Challenges are expected in life. It is what we do with them that makes us as a person.

In the municipality of Talakag, Bukidnon, a beneficiary of the Sustainable Livelihood Program, dreamed of a better future for her children. Through her livelihood at Amper’s Nylon Crafts, Elenith Amper’s perseverance and hard work bore fruit as one of her six children graduated. Unfortunately, a massive hurdle hits her business financially. But instead of giving up, she fixated on reaching her goal: Seeing all of her children finish school 

Nanay Elenith as she weaves a black bayong

Opportunity Knocks

Elenith Amper, a 45-year-old mother of six, resides in Brgy. Isidro, Talakag, Bukidnon.
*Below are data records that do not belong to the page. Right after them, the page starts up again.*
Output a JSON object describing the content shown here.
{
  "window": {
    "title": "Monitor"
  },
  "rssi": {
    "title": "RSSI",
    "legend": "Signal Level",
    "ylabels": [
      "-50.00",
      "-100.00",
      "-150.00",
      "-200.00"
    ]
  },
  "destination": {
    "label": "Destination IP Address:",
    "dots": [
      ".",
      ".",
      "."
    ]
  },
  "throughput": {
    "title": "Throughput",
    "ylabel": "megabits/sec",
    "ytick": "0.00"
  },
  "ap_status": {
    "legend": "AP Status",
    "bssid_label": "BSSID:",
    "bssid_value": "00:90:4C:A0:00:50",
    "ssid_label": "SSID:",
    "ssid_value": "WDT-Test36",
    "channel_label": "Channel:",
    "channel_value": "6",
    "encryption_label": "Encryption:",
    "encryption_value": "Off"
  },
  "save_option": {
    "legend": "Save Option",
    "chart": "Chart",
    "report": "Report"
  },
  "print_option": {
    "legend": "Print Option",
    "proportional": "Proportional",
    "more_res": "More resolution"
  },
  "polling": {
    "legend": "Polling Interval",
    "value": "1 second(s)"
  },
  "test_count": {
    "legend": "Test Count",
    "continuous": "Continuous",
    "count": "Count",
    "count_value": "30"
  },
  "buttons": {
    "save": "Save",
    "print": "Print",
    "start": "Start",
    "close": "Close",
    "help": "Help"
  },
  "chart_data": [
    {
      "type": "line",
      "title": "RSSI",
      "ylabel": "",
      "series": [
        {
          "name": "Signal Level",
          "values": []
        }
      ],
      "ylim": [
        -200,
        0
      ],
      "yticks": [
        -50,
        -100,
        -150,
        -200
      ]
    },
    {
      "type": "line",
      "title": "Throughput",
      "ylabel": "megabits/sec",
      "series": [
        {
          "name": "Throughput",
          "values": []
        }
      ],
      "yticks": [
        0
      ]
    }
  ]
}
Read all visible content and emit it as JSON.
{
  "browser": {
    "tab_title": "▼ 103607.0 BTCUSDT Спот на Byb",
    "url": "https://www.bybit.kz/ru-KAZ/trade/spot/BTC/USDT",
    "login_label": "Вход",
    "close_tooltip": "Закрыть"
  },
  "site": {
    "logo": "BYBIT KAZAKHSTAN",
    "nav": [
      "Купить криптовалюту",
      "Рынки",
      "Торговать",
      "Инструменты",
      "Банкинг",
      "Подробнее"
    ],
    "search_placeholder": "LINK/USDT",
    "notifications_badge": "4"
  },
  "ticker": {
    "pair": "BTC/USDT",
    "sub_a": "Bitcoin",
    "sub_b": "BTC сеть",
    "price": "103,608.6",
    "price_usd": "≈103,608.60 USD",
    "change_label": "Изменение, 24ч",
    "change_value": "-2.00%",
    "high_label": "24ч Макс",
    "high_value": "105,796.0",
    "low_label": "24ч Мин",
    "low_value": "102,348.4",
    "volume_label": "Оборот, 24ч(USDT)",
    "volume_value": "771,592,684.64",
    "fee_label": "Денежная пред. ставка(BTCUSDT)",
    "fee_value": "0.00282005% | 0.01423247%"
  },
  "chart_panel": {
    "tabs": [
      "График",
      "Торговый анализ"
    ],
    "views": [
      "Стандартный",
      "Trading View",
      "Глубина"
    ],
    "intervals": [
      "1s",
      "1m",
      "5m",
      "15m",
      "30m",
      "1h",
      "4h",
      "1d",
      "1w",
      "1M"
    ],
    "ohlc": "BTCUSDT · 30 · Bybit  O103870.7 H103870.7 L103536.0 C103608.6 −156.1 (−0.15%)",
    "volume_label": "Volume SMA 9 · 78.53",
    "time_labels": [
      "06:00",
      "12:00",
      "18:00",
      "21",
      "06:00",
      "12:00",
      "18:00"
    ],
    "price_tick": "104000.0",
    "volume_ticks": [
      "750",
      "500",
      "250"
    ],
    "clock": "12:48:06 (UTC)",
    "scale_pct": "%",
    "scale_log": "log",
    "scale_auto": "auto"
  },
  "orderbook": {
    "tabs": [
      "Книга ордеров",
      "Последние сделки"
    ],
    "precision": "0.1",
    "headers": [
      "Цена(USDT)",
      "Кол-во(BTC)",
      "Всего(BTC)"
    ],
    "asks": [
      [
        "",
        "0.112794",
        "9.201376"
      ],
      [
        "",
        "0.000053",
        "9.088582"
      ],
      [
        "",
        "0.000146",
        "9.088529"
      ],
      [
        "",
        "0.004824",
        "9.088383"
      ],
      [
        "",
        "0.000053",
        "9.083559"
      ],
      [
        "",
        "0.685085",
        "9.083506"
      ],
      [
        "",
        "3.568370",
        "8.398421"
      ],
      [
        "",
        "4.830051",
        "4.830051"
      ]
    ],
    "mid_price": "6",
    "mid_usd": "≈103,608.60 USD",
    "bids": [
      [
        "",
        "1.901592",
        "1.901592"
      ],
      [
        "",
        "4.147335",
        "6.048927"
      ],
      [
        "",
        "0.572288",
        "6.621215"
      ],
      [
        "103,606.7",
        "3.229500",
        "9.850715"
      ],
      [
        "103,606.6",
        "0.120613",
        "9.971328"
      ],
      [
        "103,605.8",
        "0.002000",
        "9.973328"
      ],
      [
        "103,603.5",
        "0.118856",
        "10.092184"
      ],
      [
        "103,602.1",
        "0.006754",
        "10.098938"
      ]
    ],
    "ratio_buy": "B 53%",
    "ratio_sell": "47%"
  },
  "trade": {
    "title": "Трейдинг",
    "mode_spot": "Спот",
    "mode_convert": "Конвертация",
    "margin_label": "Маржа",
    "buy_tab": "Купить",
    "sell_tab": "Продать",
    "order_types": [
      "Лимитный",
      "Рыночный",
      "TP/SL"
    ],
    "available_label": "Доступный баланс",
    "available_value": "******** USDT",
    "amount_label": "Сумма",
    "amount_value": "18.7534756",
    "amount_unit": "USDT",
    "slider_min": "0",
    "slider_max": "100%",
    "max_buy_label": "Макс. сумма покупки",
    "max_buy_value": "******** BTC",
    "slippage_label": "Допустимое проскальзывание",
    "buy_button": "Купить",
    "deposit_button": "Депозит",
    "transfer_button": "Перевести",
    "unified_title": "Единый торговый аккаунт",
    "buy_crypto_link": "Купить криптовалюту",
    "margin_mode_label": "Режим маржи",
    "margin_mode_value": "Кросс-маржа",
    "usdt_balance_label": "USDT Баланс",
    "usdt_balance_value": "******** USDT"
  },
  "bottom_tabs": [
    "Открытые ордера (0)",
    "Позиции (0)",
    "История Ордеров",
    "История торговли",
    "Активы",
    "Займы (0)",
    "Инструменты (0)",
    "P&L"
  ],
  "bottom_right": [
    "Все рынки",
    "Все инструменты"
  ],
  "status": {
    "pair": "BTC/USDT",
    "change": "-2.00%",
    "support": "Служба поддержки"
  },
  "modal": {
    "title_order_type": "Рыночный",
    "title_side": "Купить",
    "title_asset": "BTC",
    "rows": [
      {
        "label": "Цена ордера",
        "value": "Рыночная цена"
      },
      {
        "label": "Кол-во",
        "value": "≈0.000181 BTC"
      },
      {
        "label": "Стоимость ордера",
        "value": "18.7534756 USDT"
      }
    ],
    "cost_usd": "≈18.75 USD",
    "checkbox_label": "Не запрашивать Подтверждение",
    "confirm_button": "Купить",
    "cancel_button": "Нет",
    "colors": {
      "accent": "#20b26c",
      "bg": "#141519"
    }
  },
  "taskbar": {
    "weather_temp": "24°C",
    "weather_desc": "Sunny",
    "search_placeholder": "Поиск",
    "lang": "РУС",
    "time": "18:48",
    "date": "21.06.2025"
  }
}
Her husband was a laborer who earned 200-300 Php per day. Sadly, his work was not always done. This led to Elenith budgeting their money to survive for their daily needs.

She saw that the Big Hoop Charities, a Non-Government Organization, offered  a scholarship. She applied Mary Rose, her fifth child, for the grant. She was graced with the scholarship as Mary was in Grade 4. 

Moreover, the Foundation offered a two-day skills training on weaving. It consists of 14 participants who are women. At the end of the training, they were judged based on their skills. Elenith did not pass and was given a period to hone her skills without a trainer. 

With time, she was able to produce a single quality bayong in the span of two to three days. The charity employed her as they provided the materials and paid Elenith for the labor. She earns 120 Php per bayong that is sold. 

The pandemic came. The NGO’s resources were not enough; she went her own way. She bought her materials and gained 250 Php per bayong sold. 

Twist and turns

“Nagsuroy-suroy ko sa mga opisina aron mahilinan” Elenith stated as she recounted  her experience selling at Local Government Unit(LGU) offices when her husband had no income for three months. Then, the Sustainable Livelihood Program granted her the Livelihood Assistance Grant of 15,000 Php. The beneficiaries of this grant are the one s whose livelihoods  were affected. She used the money to buy materials that she would  be using. Elenith was back on track.

One day, a neighbor came up to her and suggested they  display their products at the GoNegosyo Center. Personnel  from DTI recommended that they should have a tag to brand their products thus, Amper’s Nylon Craft was born, and some of her products were sold at the GoNegosyo Center.

Amper’s Nylon Craft displayed at the DSWD’s Central Office in Manila

Amper’s Nylon Craft displayed at the DSWD’s Central Office in Manila

A few months after she started, a customer ordered a bulk of her product. Elenith was happy as 25 bayong bags  were ordered. She started making the request. Unfortunately, the customer canceled when she was about to finish the products . Her business took a turn financially as the bayong she made was  customized for the client. She was disheartened, but she thought about her children, her inspiration. 

“Maningkamot ta sir kay pipila bya ni sila[akong anak] intawon.” She recounts  who her efforts are for.  

Currently, she still sells at the Negosyo Center, and she went back to work for BigHoop Charities. She mentioned that she won’t accept orders for now as she lacks the needed materials . But she is optimistic that one day, Amper’s Nylon Craft will stand again on its own feet.